──────── Source material

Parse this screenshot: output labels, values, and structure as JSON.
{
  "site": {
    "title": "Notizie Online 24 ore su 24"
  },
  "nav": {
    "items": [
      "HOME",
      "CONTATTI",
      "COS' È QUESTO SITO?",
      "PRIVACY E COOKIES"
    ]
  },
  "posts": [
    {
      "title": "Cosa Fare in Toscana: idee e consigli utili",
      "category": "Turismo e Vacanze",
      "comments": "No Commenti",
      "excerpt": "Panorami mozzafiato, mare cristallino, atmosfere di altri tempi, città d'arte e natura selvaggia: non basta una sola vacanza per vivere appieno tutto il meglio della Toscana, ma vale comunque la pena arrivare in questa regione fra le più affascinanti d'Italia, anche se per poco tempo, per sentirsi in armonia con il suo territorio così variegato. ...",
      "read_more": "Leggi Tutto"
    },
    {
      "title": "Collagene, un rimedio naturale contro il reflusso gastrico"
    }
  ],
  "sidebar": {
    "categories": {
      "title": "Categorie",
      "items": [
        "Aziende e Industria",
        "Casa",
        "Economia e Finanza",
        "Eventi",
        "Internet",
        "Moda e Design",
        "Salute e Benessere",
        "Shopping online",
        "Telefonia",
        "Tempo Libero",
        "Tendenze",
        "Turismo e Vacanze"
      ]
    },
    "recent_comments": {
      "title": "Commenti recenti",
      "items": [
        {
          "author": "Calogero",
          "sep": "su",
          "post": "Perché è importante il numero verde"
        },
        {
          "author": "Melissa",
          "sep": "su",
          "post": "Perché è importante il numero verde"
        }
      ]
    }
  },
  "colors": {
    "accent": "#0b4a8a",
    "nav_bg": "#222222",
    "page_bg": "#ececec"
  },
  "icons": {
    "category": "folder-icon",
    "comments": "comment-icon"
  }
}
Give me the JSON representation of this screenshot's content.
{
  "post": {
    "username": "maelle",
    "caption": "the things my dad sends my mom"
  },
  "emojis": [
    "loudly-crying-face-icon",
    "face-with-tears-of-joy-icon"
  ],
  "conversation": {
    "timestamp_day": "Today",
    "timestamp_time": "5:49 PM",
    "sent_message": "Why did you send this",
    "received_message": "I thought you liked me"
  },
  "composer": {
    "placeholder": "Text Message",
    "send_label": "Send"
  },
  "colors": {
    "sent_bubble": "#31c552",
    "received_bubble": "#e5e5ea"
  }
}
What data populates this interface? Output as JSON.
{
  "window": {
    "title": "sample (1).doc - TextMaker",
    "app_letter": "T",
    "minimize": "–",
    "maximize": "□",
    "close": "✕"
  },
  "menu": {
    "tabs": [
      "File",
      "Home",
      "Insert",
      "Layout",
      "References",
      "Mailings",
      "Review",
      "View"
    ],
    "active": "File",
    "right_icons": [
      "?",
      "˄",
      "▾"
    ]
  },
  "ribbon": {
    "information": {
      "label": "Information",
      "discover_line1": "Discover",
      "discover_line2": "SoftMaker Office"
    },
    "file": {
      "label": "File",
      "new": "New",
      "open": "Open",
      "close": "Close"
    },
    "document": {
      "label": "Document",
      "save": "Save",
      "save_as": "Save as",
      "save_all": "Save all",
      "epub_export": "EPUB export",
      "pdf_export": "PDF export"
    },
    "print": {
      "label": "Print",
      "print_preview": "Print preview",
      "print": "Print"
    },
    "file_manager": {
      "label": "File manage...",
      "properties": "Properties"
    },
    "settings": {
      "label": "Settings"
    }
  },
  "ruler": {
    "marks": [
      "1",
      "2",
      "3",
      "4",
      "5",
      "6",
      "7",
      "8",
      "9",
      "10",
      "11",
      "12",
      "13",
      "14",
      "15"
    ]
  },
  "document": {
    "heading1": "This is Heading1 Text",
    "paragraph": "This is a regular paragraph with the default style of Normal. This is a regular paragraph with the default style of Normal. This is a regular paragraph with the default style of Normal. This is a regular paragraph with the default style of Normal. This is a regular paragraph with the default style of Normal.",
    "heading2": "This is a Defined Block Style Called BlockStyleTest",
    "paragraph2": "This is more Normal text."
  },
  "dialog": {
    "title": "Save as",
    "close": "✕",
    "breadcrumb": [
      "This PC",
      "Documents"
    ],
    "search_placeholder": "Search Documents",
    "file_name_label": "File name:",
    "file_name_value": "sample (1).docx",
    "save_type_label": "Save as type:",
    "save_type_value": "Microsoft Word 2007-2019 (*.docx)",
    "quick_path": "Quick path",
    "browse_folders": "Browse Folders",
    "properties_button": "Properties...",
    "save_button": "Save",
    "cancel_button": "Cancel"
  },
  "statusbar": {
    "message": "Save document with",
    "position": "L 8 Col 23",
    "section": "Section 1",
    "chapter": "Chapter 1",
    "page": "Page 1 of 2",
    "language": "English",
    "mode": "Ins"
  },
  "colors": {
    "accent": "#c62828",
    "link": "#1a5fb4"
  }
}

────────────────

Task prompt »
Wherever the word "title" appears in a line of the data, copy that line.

Final answer »
    "title": "Notizie Online 24 ore su 24"
      "title": "Cosa Fare in Toscana: idee e consigli utili",
      "title": "Collagene, un rimedio naturale contro il reflusso gastrico"
      "title": "Categorie",
      "title": "Commenti recenti",
    "title": "sample (1).doc - TextMaker",
    "title": "Save as",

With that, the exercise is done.